### Exercise input:
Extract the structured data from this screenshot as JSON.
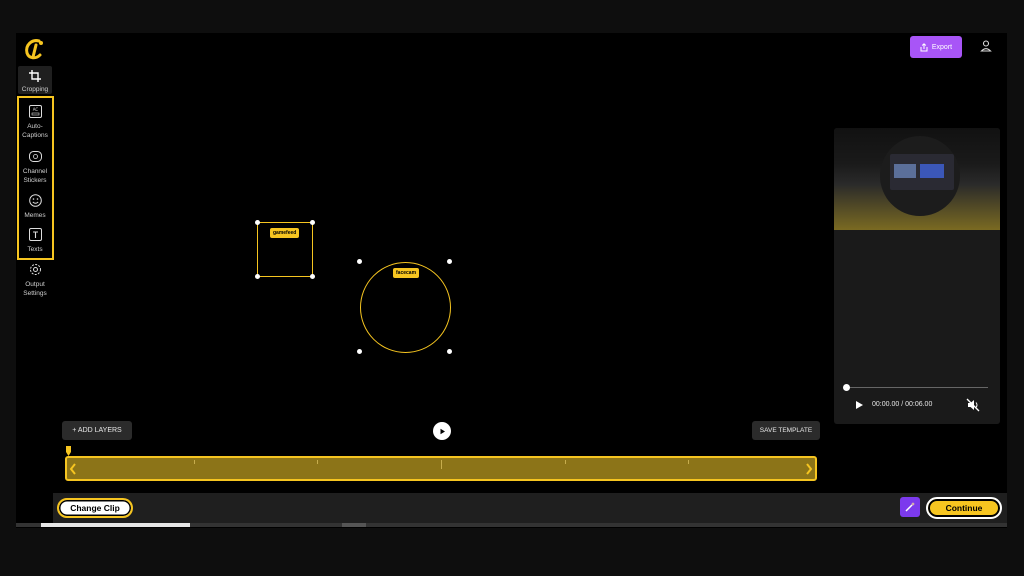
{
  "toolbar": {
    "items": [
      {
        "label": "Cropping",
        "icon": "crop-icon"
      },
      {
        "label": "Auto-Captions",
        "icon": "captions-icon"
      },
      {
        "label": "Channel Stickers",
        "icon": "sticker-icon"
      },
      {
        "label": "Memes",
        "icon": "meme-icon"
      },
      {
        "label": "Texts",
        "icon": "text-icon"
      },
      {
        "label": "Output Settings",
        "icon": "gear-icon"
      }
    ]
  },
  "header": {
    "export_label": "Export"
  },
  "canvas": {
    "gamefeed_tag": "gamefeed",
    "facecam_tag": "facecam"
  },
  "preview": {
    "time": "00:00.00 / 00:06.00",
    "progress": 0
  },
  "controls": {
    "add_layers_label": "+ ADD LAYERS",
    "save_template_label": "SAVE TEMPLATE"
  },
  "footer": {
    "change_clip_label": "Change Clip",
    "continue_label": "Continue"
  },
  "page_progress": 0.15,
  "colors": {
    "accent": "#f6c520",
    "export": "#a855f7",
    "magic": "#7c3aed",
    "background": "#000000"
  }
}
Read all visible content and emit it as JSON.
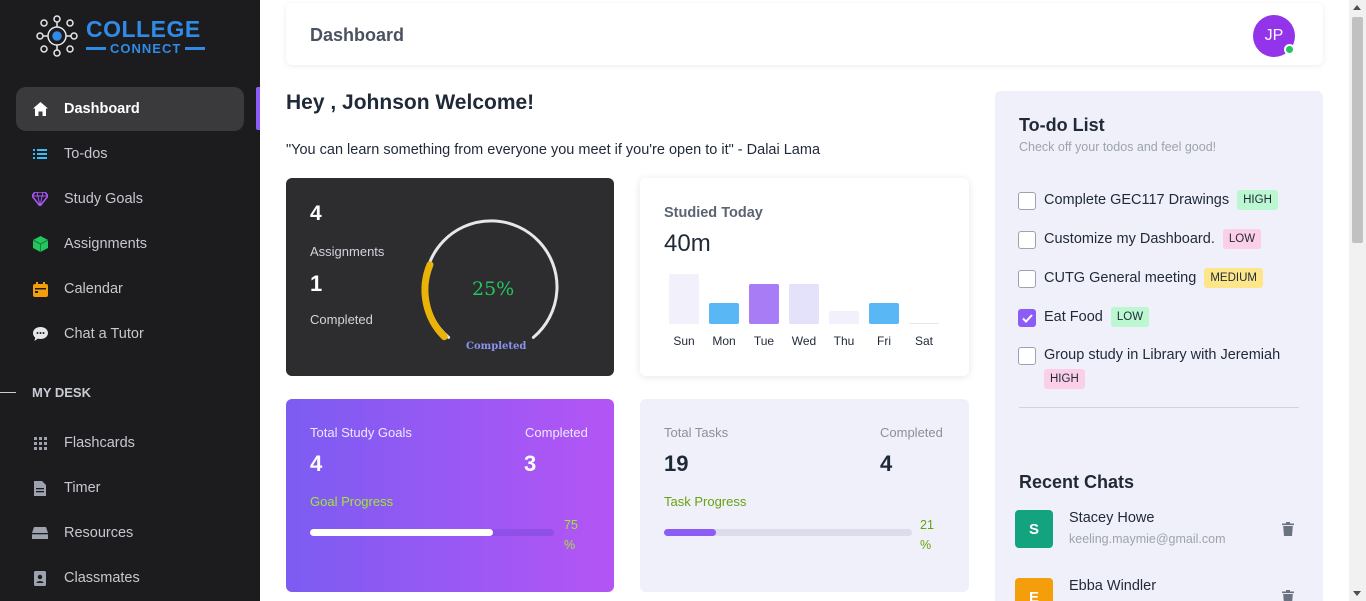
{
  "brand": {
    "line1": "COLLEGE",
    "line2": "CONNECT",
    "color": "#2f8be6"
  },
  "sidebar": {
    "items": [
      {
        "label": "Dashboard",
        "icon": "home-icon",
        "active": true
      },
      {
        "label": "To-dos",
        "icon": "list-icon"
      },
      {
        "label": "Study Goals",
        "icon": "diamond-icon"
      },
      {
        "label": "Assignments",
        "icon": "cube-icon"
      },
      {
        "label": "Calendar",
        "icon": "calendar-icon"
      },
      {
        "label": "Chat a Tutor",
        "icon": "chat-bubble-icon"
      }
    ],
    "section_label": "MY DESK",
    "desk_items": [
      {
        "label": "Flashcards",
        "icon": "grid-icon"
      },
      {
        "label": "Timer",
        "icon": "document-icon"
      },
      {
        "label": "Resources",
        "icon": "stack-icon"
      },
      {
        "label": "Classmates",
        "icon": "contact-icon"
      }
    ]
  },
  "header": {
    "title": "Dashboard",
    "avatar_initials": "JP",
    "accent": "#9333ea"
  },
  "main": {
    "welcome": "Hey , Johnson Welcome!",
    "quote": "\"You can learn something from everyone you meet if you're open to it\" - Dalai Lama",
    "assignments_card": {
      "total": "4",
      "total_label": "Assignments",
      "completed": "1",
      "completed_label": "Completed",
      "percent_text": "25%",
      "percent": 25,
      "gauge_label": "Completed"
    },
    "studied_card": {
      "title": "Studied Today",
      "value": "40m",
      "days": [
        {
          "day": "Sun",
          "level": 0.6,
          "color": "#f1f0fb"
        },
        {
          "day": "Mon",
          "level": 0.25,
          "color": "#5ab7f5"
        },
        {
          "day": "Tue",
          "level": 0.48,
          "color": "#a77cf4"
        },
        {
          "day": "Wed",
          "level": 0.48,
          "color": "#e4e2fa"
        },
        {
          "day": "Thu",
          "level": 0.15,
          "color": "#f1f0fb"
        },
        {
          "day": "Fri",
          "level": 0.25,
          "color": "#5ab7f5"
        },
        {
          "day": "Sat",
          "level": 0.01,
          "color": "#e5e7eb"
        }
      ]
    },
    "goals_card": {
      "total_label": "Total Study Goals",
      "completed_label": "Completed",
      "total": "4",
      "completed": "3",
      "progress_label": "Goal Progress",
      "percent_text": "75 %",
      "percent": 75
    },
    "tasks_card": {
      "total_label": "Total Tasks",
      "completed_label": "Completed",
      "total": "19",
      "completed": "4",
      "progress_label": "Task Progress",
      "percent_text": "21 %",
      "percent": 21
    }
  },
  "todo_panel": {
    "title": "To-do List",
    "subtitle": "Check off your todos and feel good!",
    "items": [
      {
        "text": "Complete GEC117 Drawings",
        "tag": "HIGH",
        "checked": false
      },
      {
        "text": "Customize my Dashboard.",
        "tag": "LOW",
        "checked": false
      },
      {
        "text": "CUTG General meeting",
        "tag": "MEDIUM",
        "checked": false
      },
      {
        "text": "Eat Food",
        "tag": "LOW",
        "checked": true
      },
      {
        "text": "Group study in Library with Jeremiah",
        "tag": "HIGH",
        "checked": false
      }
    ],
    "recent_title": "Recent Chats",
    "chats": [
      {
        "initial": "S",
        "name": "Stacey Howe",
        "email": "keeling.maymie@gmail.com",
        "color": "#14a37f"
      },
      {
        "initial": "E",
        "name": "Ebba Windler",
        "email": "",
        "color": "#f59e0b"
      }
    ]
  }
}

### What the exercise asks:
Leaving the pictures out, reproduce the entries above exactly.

### Output for this exercise:
Extract the structured data from this screenshot as JSON.
{
  "toolbar": {
    "items": [
      {
        "label": "Cropping",
        "icon": "crop-icon"
      },
      {
        "label": "Auto-Captions",
        "icon": "captions-icon"
      },
      {
        "label": "Channel Stickers",
        "icon": "sticker-icon"
      },
      {
        "label": "Memes",
        "icon": "meme-icon"
      },
      {
        "label": "Texts",
        "icon": "text-icon"
      },
      {
        "label": "Output Settings",
        "icon": "gear-icon"
      }
    ]
  },
  "header": {
    "export_label": "Export"
  },
  "canvas": {
    "gamefeed_tag": "gamefeed",
    "facecam_tag": "facecam"
  },
  "preview": {
    "time": "00:00.00 / 00:06.00",
    "progress": 0
  },
  "controls": {
    "add_layers_label": "+ ADD LAYERS",
    "save_template_label": "SAVE TEMPLATE"
  },
  "footer": {
    "change_clip_label": "Change Clip",
    "continue_label": "Continue"
  },
  "page_progress": 0.15,
  "colors": {
    "accent": "#f6c520",
    "export": "#a855f7",
    "magic": "#7c3aed",
    "background": "#000000"
  }
}
Read all visible content and emit it as JSON.
{
  "brand": {
    "line1": "COLLEGE",
    "line2": "CONNECT",
    "color": "#2f8be6"
  },
  "sidebar": {
    "items": [
      {
        "label": "Dashboard",
        "icon": "home-icon",
        "active": true
      },
      {
        "label": "To-dos",
        "icon": "list-icon"
      },
      {
        "label": "Study Goals",
        "icon": "diamond-icon"
      },
      {
        "label": "Assignments",
        "icon": "cube-icon"
      },
      {
        "label": "Calendar",
        "icon": "calendar-icon"
      },
      {
        "label": "Chat a Tutor",
        "icon": "chat-bubble-icon"
      }
    ],
    "section_label": "MY DESK",
    "desk_items": [
      {
        "label": "Flashcards",
        "icon": "grid-icon"
      },
      {
        "label": "Timer",
        "icon": "document-icon"
      },
      {
        "label": "Resources",
        "icon": "stack-icon"
      },
      {
        "label": "Classmates",
        "icon": "contact-icon"
      }
    ]
  },
  "header": {
    "title": "Dashboard",
    "avatar_initials": "JP",
    "accent": "#9333ea"
  },
  "main": {
    "welcome": "Hey , Johnson Welcome!",
    "quote": "\"You can learn something from everyone you meet if you're open to it\" - Dalai Lama",
    "assignments_card": {
      "total": "4",
      "total_label": "Assignments",
      "completed": "1",
      "completed_label": "Completed",
      "percent_text": "25%",
      "percent": 25,
      "gauge_label": "Completed"
    },
    "studied_card": {
      "title": "Studied Today",
      "value": "40m",
      "days": [
        {
          "day": "Sun",
          "level": 0.6,
          "color": "#f1f0fb"
        },
        {
          "day": "Mon",
          "level": 0.25,
          "color": "#5ab7f5"
        },
        {
          "day": "Tue",
          "level": 0.48,
          "color": "#a77cf4"
        },
        {
          "day": "Wed",
          "level": 0.48,
          "color": "#e4e2fa"
        },
        {
          "day": "Thu",
          "level": 0.15,
          "color": "#f1f0fb"
        },
        {
          "day": "Fri",
          "level": 0.25,
          "color": "#5ab7f5"
        },
        {
          "day": "Sat",
          "level": 0.01,
          "color": "#e5e7eb"
        }
      ]
    },
    "goals_card": {
      "total_label": "Total Study Goals",
      "completed_label": "Completed",
      "total": "4",
      "completed": "3",
      "progress_label": "Goal Progress",
      "percent_text": "75 %",
      "percent": 75
    },
    "tasks_card": {
      "total_label": "Total Tasks",
      "completed_label": "Completed",
      "total": "19",
      "completed": "4",
      "progress_label": "Task Progress",
      "percent_text": "21 %",
      "percent": 21
    }
  },
  "todo_panel": {
    "title": "To-do List",
    "subtitle": "Check off your todos and feel good!",
    "items": [
      {
        "text": "Complete GEC117 Drawings",
        "tag": "HIGH",
        "checked": false
      },
      {
        "text": "Customize my Dashboard.",
        "tag": "LOW",
        "checked": false
      },
      {
        "text": "CUTG General meeting",
        "tag": "MEDIUM",
        "checked": false
      },
      {
        "text": "Eat Food",
        "tag": "LOW",
        "checked": true
      },
      {
        "text": "Group study in Library with Jeremiah",
        "tag": "HIGH",
        "checked": false
      }
    ],
    "recent_title": "Recent Chats",
    "chats": [
      {
        "initial": "S",
        "name": "Stacey Howe",
        "email": "keeling.maymie@gmail.com",
        "color": "#14a37f"
      },
      {
        "initial": "E",
        "name": "Ebba Windler",
        "email": "",
        "color": "#f59e0b"
      }
    ]
  }
}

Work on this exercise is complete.